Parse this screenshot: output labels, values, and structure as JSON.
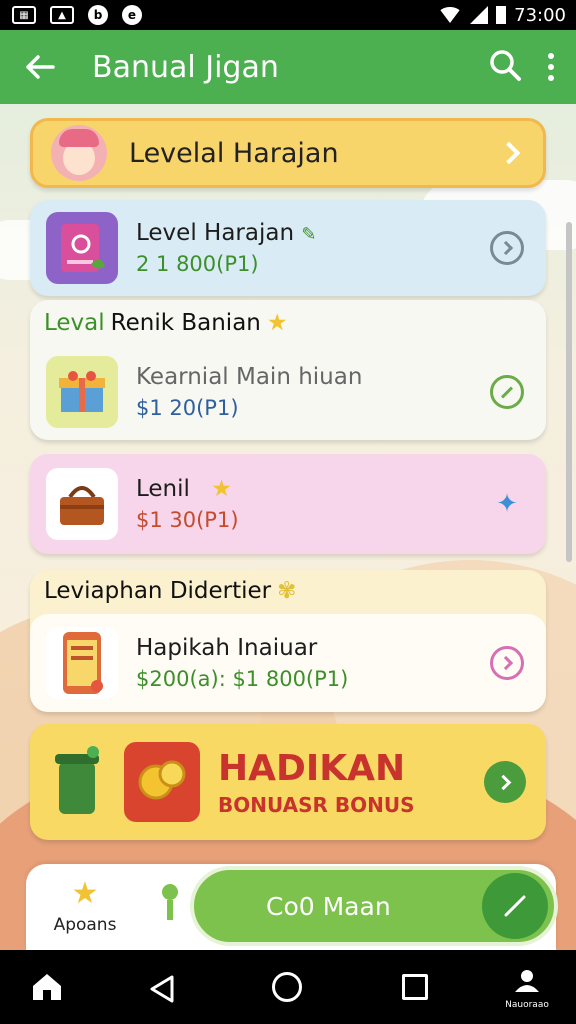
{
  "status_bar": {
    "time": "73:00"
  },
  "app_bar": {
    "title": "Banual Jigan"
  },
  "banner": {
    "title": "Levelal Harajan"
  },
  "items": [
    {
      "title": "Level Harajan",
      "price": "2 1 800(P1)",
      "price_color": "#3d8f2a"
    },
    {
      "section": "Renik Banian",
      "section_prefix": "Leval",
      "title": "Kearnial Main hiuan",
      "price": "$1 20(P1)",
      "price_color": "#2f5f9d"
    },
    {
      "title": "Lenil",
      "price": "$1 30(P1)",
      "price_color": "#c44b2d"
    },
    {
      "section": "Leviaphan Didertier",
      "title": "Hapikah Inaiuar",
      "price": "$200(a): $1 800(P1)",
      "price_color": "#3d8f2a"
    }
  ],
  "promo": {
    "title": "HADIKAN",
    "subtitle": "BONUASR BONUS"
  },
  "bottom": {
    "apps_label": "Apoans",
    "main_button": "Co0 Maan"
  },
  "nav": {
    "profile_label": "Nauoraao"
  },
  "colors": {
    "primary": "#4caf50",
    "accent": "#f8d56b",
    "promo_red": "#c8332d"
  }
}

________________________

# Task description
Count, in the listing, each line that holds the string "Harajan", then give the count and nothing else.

# Answer section
2